Entering cooking competitions was never a difficult decision for me, it was something I was always instinctively drawn to.
I first began cooking competitively in secondary school, when my home economics teacher encouraged me to participate in a couple of competitions. I quickly realised how much I enjoyed cooking under pressure and in an environment different than that of my class or home. Cooking where the stakes are raised allows you to focus intently on the task at hand and gets you in the zone.
Last year I decided to enter the Euro-Toques Ireland Young Chef of the Year competition. I felt I was talented enough and motivated enough to potentially do quite well in the competition. The first round involved a written assignment where we were tasked with developing a recipe, calculating the cost and completing other paperwork involved in the recipe building process. Successful applicants from this were then shortlisted for an interview. Those who made it through the interview would eventually move onto the semi-final where you take part in a culinary skills test.

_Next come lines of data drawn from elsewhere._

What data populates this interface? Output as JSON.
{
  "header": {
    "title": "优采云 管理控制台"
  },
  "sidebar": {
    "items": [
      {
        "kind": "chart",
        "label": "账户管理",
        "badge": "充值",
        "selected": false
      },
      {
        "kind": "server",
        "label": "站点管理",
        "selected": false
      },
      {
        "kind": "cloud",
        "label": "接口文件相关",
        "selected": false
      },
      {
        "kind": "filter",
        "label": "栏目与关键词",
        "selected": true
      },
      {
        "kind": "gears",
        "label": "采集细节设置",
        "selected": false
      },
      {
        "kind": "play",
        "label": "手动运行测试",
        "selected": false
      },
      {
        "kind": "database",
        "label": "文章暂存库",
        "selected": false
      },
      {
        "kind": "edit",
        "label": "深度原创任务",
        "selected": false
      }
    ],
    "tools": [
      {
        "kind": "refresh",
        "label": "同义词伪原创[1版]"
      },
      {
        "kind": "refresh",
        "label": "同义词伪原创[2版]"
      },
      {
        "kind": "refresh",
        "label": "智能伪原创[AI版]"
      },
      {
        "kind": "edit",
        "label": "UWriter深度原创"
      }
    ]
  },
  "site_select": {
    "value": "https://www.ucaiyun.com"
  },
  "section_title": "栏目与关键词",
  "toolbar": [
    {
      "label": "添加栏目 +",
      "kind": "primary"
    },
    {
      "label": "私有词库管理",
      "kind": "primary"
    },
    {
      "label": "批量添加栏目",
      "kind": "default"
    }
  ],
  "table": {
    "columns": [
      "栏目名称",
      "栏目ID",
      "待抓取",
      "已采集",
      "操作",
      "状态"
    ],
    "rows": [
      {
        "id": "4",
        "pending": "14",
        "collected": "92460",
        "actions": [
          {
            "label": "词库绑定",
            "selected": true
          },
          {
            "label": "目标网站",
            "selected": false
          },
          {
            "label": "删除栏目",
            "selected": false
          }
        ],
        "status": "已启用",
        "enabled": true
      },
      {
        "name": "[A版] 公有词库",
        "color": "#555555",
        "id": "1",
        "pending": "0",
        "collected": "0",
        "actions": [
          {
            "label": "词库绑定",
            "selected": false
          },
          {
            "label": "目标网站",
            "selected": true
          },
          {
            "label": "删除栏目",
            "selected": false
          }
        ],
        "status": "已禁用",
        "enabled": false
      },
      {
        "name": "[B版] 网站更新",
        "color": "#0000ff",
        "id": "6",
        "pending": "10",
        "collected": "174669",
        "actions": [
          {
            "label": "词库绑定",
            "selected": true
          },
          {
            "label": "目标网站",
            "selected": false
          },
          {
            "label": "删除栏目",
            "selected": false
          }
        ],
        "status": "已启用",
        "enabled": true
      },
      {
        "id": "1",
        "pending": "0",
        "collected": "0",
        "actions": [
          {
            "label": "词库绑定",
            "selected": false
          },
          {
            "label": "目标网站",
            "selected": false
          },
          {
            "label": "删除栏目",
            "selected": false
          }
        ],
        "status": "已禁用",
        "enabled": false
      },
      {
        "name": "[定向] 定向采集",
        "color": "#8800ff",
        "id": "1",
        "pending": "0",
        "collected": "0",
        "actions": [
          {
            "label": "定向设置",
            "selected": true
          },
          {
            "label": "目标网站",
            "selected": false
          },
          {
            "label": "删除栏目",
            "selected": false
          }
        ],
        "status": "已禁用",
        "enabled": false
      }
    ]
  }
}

As part of last year’s competition, we were given a mystery box full of ingredients and instructed to come up with a dish, which was then judged by a selection of judges.

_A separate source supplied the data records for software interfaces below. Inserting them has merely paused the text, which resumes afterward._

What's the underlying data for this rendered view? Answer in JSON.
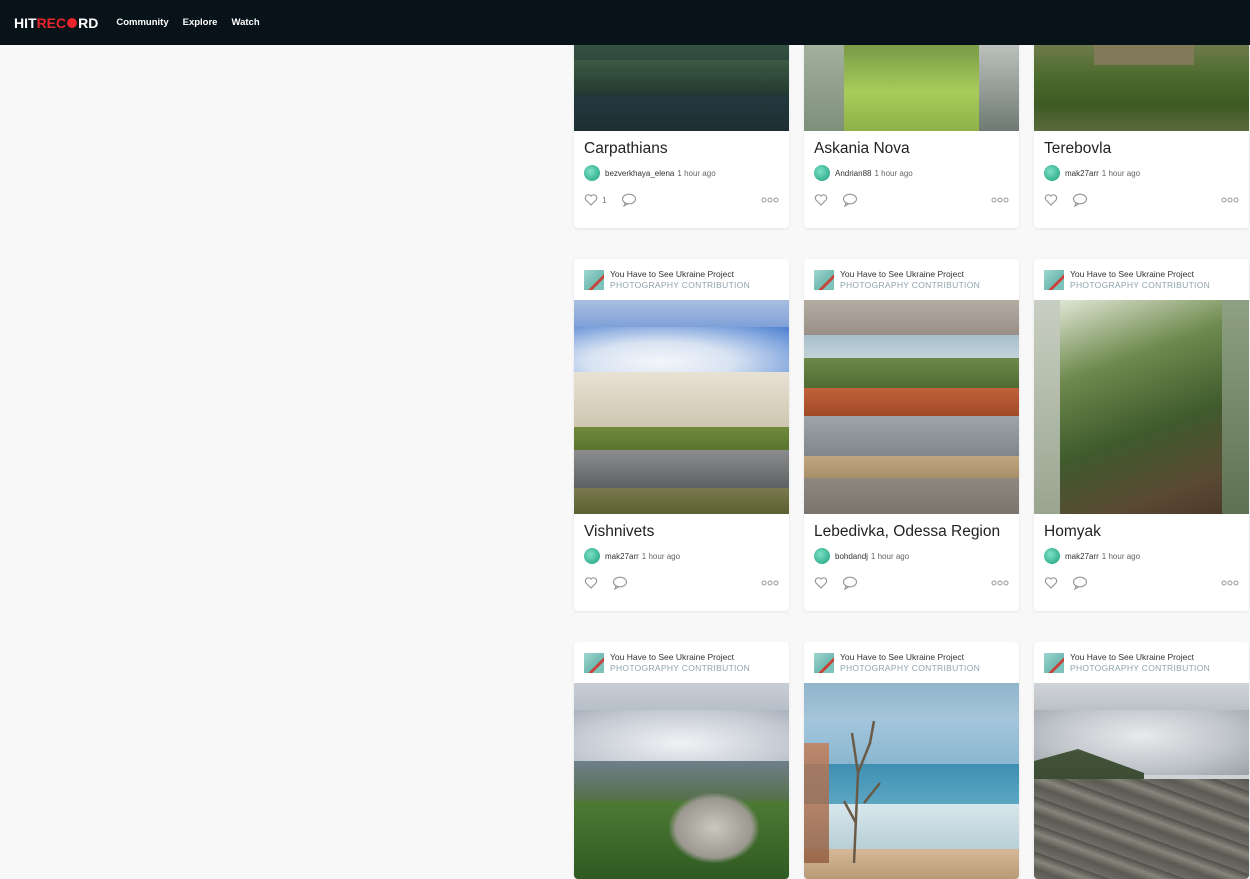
{
  "nav": {
    "logo": {
      "hit": "HIT",
      "rec": "REC",
      "rd": "RD"
    },
    "links": [
      "Community",
      "Explore",
      "Watch"
    ]
  },
  "cards_row1": [
    {
      "title": "Carpathians",
      "author": "bezverkhaya_elena",
      "ago": "1 hour ago",
      "likes": "1"
    },
    {
      "title": "Askania Nova",
      "author": "Andrian88",
      "ago": "1 hour ago",
      "likes": ""
    },
    {
      "title": "Terebovla",
      "author": "mak27arr",
      "ago": "1 hour ago",
      "likes": ""
    }
  ],
  "cards_row2": [
    {
      "project": "You Have to See Ukraine Project",
      "type": "PHOTOGRAPHY CONTRIBUTION",
      "title": "Vishnivets",
      "author": "mak27arr",
      "ago": "1 hour ago",
      "likes": ""
    },
    {
      "project": "You Have to See Ukraine Project",
      "type": "PHOTOGRAPHY CONTRIBUTION",
      "title": "Lebedivka, Odessa Region",
      "author": "bohdandj",
      "ago": "1 hour ago",
      "likes": ""
    },
    {
      "project": "You Have to See Ukraine Project",
      "type": "PHOTOGRAPHY CONTRIBUTION",
      "title": "Homyak",
      "author": "mak27arr",
      "ago": "1 hour ago",
      "likes": ""
    }
  ],
  "cards_row3": [
    {
      "project": "You Have to See Ukraine Project",
      "type": "PHOTOGRAPHY CONTRIBUTION"
    },
    {
      "project": "You Have to See Ukraine Project",
      "type": "PHOTOGRAPHY CONTRIBUTION"
    },
    {
      "project": "You Have to See Ukraine Project",
      "type": "PHOTOGRAPHY CONTRIBUTION"
    }
  ],
  "icons": {
    "heart": "heart-icon",
    "comment": "comment-icon",
    "more": "more-icon",
    "avatar": "avatar"
  },
  "colors": {
    "nav_bg": "#071219",
    "logo_red": "#e8242d",
    "contribution_text": "#8fa3ad"
  }
}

I have decided to enter the ‘Young Chef of the Year Competition’ once again this year. I’m currently going through the judging process with my Strawberry, Honey and Elderflower dish (pictured below) under scrutiny.

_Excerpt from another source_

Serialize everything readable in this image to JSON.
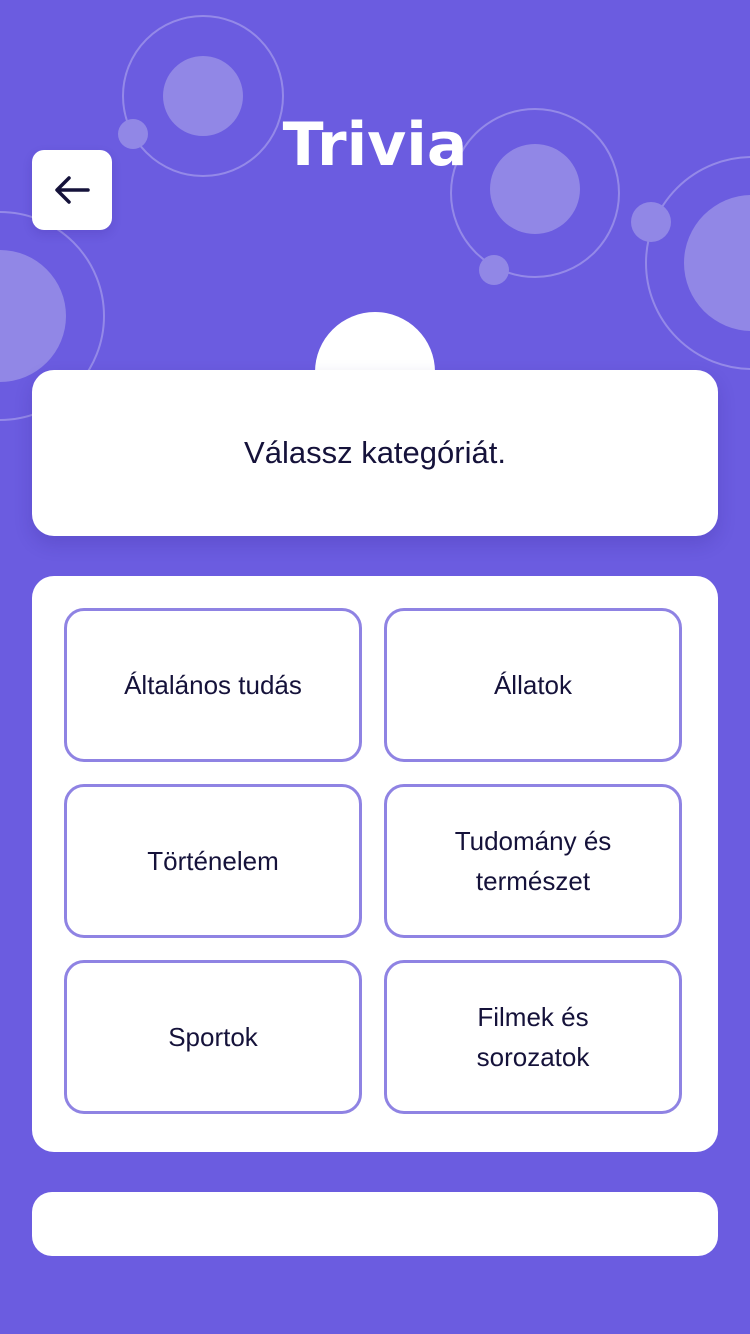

Last year I was the only female chef that made it to the last 14 of the Young Chef Competition. At the time it didn’t worry me too much as I was solely fixated on the competition and how to be the best as I could possibly be in competition. However, I am aware that professional kitchens, particularly fine-dining establishments are often quite macho, with a high ratio of males to females. Whether this is down to public perception that professional kitchens aren’t suitable for women or other factors, I don’t know. What I can say is that in most of the places I have worked the culture in the kitchen has been great however, they have been quite male-dominated.
I have been privileged to experience kitchens ran by fantastic women such as Danni Barry and Paula Stakelum. I think women make fantastic chefs and I would love to see more women coming into the industry and add more balance to kitchens. I think male and female chefs working side by side would result in some really excellent kitchens. I would be delighted to see more women and young chefs entering these competitions, to show how quality their cooking can be, even under pressure and to see just a little bit more diversity in kitchens.
Despite the pressure and intensity, I enjoy competitions. While it can be a little intimidating having your work so heavily scrutinised and examined, I take a lot of pride in what I produce and relish the opportunity to showcase my finest creations. It’s a great opportunity to use complex pastry techniques, fantastic ingredients and exercise a little creative flair in coming up with new dishes. On top of that, it’s a fantastic learning experience and a chance to test yourself within a new environment. I feel it’s important for young chefs to push themselves out of their comfort zones, evolve and develop their skills. That’s why I enter competitions.#KitchenCulture#Mentor